Exercise directions » The reply should contain each record below, returned exactly as given.

Data under study »
------------------------------------------------

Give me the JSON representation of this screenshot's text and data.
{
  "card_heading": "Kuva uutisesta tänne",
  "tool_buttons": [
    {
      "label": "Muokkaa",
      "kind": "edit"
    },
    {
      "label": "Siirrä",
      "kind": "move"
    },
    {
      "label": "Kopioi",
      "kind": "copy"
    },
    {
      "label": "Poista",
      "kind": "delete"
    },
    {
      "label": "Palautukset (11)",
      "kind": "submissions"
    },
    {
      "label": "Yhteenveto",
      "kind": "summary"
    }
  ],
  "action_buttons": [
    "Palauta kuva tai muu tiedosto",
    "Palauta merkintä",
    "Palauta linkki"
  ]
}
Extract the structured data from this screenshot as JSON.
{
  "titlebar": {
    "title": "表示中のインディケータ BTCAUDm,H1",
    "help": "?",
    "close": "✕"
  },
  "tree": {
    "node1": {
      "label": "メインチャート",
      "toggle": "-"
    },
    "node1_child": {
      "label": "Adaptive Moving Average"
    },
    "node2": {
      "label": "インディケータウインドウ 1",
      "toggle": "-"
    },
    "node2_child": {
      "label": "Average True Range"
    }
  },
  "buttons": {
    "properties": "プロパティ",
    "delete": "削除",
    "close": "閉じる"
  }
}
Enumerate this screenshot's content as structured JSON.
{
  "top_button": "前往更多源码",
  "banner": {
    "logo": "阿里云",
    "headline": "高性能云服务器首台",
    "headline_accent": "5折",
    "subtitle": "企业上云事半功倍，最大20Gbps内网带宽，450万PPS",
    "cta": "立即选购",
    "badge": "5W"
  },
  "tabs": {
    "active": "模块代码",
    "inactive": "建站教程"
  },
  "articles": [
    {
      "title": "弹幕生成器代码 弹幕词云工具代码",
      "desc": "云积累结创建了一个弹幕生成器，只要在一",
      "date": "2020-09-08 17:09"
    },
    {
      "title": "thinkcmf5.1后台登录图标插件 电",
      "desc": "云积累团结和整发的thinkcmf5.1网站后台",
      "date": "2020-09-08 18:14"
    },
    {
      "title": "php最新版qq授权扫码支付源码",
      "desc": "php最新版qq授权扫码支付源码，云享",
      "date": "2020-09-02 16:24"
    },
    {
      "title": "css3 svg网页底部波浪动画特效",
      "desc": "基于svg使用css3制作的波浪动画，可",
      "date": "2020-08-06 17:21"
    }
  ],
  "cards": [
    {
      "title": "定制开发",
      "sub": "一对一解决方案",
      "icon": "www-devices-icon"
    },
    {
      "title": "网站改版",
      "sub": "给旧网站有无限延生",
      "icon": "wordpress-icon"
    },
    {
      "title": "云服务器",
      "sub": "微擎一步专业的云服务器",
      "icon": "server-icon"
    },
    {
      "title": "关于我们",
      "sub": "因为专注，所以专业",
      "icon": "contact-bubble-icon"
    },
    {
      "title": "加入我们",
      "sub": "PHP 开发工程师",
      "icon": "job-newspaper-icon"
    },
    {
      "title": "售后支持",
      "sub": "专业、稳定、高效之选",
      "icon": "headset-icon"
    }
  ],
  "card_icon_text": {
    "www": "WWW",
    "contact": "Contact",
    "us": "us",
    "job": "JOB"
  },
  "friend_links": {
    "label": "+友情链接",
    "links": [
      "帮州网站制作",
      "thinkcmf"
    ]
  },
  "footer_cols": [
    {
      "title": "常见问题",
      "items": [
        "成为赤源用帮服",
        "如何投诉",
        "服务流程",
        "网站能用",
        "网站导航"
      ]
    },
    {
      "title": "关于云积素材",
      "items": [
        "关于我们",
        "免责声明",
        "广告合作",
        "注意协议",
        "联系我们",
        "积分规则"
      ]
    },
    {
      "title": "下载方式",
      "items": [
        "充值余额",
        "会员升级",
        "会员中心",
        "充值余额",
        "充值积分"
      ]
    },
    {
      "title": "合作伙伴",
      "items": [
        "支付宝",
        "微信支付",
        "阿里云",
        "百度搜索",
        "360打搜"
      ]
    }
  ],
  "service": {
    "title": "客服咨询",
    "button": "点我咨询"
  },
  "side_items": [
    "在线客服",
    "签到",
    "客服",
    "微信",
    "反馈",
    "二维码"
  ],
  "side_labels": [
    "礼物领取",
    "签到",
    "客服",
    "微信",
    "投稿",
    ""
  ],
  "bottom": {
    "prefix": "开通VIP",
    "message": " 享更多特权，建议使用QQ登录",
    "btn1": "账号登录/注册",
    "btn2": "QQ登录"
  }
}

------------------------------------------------

Solved exercise »
Give me the JSON representation of this screenshot's text and data.
{
  "card_heading": "Kuva uutisesta tänne",
  "tool_buttons": [
    {
      "label": "Muokkaa",
      "kind": "edit"
    },
    {
      "label": "Siirrä",
      "kind": "move"
    },
    {
      "label": "Kopioi",
      "kind": "copy"
    },
    {
      "label": "Poista",
      "kind": "delete"
    },
    {
      "label": "Palautukset (11)",
      "kind": "submissions"
    },
    {
      "label": "Yhteenveto",
      "kind": "summary"
    }
  ],
  "action_buttons": [
    "Palauta kuva tai muu tiedosto",
    "Palauta merkintä",
    "Palauta linkki"
  ]
}
Extract the structured data from this screenshot as JSON.
{
  "titlebar": {
    "title": "表示中のインディケータ BTCAUDm,H1",
    "help": "?",
    "close": "✕"
  },
  "tree": {
    "node1": {
      "label": "メインチャート",
      "toggle": "-"
    },
    "node1_child": {
      "label": "Adaptive Moving Average"
    },
    "node2": {
      "label": "インディケータウインドウ 1",
      "toggle": "-"
    },
    "node2_child": {
      "label": "Average True Range"
    }
  },
  "buttons": {
    "properties": "プロパティ",
    "delete": "削除",
    "close": "閉じる"
  }
}
Enumerate this screenshot's content as structured JSON.
{
  "top_button": "前往更多源码",
  "banner": {
    "logo": "阿里云",
    "headline": "高性能云服务器首台",
    "headline_accent": "5折",
    "subtitle": "企业上云事半功倍，最大20Gbps内网带宽，450万PPS",
    "cta": "立即选购",
    "badge": "5W"
  },
  "tabs": {
    "active": "模块代码",
    "inactive": "建站教程"
  },
  "articles": [
    {
      "title": "弹幕生成器代码 弹幕词云工具代码",
      "desc": "云积累结创建了一个弹幕生成器，只要在一",
      "date": "2020-09-08 17:09"
    },
    {
      "title": "thinkcmf5.1后台登录图标插件 电",
      "desc": "云积累团结和整发的thinkcmf5.1网站后台",
      "date": "2020-09-08 18:14"
    },
    {
      "title": "php最新版qq授权扫码支付源码",
      "desc": "php最新版qq授权扫码支付源码，云享",
      "date": "2020-09-02 16:24"
    },
    {
      "title": "css3 svg网页底部波浪动画特效",
      "desc": "基于svg使用css3制作的波浪动画，可",
      "date": "2020-08-06 17:21"
    }
  ],
  "cards": [
    {
      "title": "定制开发",
      "sub": "一对一解决方案",
      "icon": "www-devices-icon"
    },
    {
      "title": "网站改版",
      "sub": "给旧网站有无限延生",
      "icon": "wordpress-icon"
    },
    {
      "title": "云服务器",
      "sub": "微擎一步专业的云服务器",
      "icon": "server-icon"
    },
    {
      "title": "关于我们",
      "sub": "因为专注，所以专业",
      "icon": "contact-bubble-icon"
    },
    {
      "title": "加入我们",
      "sub": "PHP 开发工程师",
      "icon": "job-newspaper-icon"
    },
    {
      "title": "售后支持",
      "sub": "专业、稳定、高效之选",
      "icon": "headset-icon"
    }
  ],
  "card_icon_text": {
    "www": "WWW",
    "contact": "Contact",
    "us": "us",
    "job": "JOB"
  },
  "friend_links": {
    "label": "+友情链接",
    "links": [
      "帮州网站制作",
      "thinkcmf"
    ]
  },
  "footer_cols": [
    {
      "title": "常见问题",
      "items": [
        "成为赤源用帮服",
        "如何投诉",
        "服务流程",
        "网站能用",
        "网站导航"
      ]
    },
    {
      "title": "关于云积素材",
      "items": [
        "关于我们",
        "免责声明",
        "广告合作",
        "注意协议",
        "联系我们",
        "积分规则"
      ]
    },
    {
      "title": "下载方式",
      "items": [
        "充值余额",
        "会员升级",
        "会员中心",
        "充值余额",
        "充值积分"
      ]
    },
    {
      "title": "合作伙伴",
      "items": [
        "支付宝",
        "微信支付",
        "阿里云",
        "百度搜索",
        "360打搜"
      ]
    }
  ],
  "service": {
    "title": "客服咨询",
    "button": "点我咨询"
  },
  "side_items": [
    "在线客服",
    "签到",
    "客服",
    "微信",
    "反馈",
    "二维码"
  ],
  "side_labels": [
    "礼物领取",
    "签到",
    "客服",
    "微信",
    "投稿",
    ""
  ],
  "bottom": {
    "prefix": "开通VIP",
    "message": " 享更多特权，建议使用QQ登录",
    "btn1": "账号登录/注册",
    "btn2": "QQ登录"
  }
}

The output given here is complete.